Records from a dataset
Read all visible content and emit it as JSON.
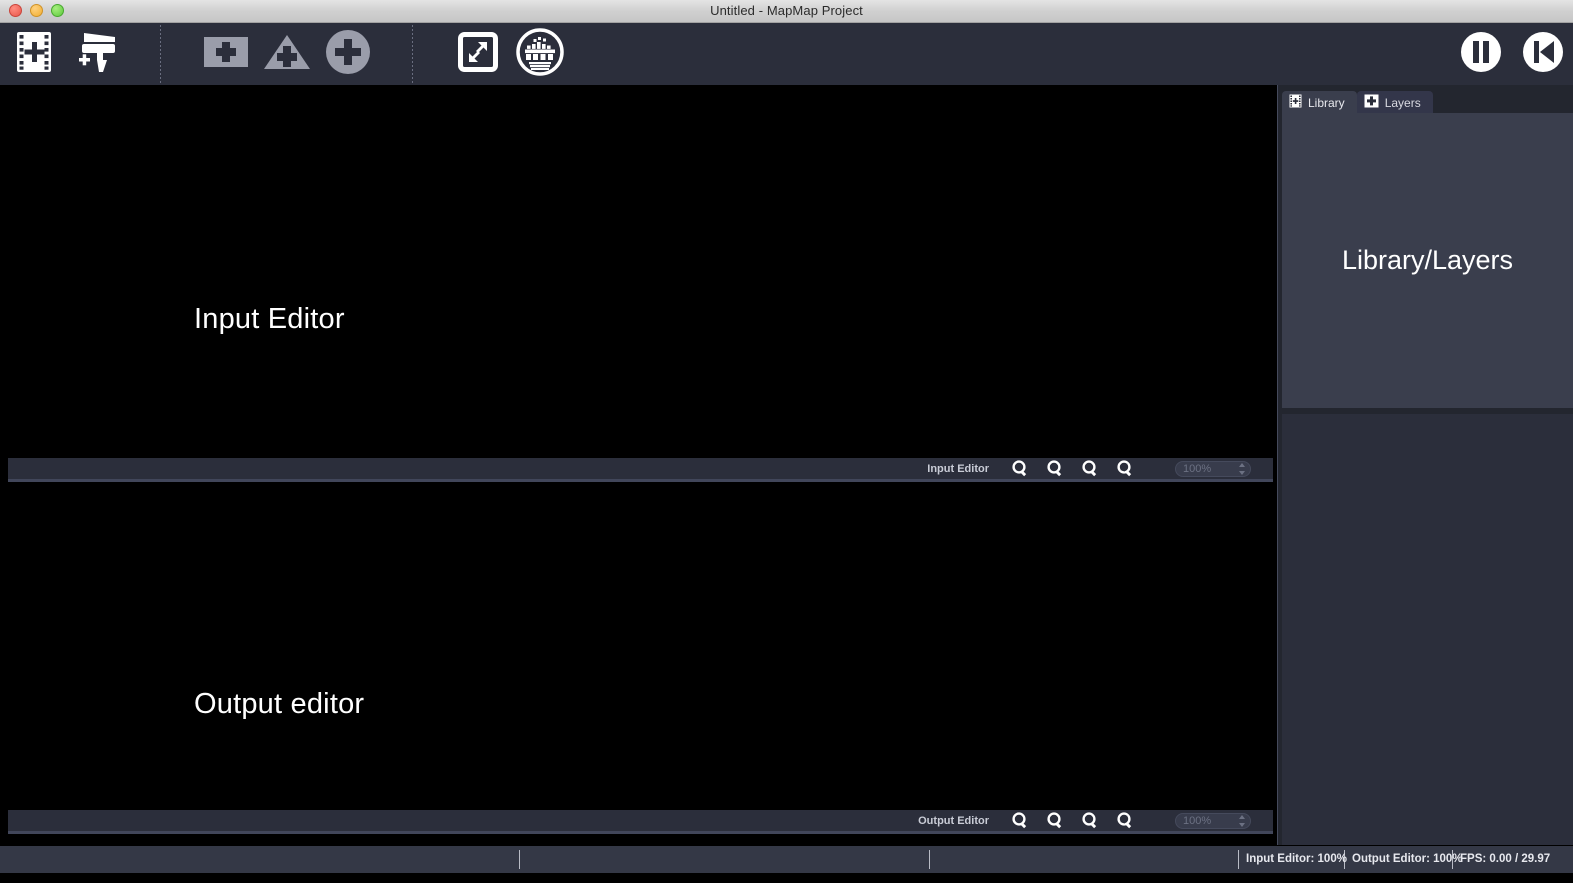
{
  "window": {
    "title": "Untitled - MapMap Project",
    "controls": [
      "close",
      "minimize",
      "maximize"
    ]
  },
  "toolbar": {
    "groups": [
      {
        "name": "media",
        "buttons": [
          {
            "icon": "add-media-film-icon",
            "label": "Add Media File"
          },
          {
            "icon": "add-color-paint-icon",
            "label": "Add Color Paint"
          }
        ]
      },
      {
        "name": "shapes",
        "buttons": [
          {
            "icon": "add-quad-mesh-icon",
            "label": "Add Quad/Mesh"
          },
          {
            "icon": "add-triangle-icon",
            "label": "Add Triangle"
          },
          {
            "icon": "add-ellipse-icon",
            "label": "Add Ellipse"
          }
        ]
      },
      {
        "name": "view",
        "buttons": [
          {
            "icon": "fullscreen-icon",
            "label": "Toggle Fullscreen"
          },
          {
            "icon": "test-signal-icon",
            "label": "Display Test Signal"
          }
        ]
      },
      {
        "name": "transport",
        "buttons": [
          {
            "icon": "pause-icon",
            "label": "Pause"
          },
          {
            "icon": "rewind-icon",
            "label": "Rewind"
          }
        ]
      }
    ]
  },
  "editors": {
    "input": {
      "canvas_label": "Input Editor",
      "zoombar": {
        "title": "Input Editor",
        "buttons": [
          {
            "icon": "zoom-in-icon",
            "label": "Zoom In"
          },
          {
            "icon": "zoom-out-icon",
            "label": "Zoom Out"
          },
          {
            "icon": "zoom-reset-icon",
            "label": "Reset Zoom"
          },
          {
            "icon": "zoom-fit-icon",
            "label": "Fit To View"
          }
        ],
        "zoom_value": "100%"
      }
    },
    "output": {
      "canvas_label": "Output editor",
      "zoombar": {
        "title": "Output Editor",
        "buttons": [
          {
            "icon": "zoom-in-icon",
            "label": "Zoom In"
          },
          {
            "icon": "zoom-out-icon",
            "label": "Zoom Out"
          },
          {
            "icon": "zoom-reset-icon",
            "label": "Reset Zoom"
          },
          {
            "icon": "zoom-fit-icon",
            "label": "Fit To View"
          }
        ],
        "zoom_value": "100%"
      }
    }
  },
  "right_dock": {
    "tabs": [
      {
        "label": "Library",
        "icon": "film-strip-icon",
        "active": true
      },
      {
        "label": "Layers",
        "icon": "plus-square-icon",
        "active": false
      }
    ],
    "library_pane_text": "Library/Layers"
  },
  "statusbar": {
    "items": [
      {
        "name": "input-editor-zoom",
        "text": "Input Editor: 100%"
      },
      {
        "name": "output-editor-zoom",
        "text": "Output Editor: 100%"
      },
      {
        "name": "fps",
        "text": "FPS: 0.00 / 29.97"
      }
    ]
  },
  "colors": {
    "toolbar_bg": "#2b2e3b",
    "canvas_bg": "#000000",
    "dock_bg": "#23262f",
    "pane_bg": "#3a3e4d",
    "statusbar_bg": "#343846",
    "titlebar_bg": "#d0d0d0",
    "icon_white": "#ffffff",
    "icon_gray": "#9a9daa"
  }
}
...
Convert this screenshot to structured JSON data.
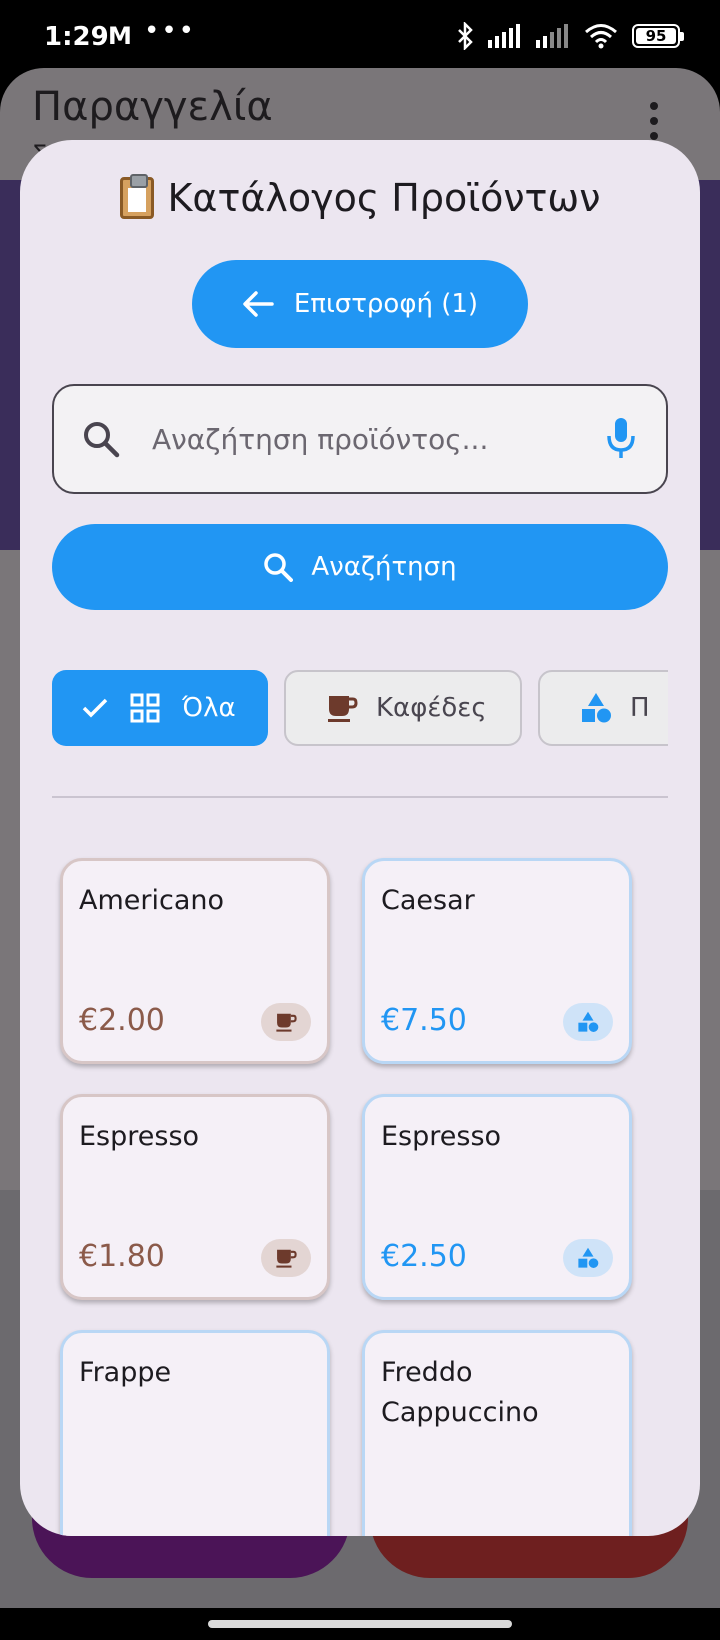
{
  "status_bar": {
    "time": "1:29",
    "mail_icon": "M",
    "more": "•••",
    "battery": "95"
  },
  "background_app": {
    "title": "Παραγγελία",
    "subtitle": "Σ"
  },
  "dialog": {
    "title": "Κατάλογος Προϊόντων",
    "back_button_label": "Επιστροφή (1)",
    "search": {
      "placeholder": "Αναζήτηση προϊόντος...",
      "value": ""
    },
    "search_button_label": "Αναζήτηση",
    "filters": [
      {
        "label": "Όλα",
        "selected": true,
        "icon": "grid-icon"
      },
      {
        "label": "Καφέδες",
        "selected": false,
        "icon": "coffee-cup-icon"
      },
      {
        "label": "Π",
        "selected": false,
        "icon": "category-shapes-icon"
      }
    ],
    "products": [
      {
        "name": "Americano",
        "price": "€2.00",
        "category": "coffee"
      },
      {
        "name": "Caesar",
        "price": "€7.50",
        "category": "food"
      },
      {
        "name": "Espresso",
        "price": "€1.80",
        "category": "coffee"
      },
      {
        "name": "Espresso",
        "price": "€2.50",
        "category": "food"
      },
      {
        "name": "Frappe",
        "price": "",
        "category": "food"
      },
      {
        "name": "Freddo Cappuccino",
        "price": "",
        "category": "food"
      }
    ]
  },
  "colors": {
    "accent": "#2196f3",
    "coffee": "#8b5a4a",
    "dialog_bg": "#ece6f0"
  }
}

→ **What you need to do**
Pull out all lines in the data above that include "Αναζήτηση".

→ **Your response**
      "placeholder": "Αναζήτηση προϊόντος...",
    "search_button_label": "Αναζήτηση",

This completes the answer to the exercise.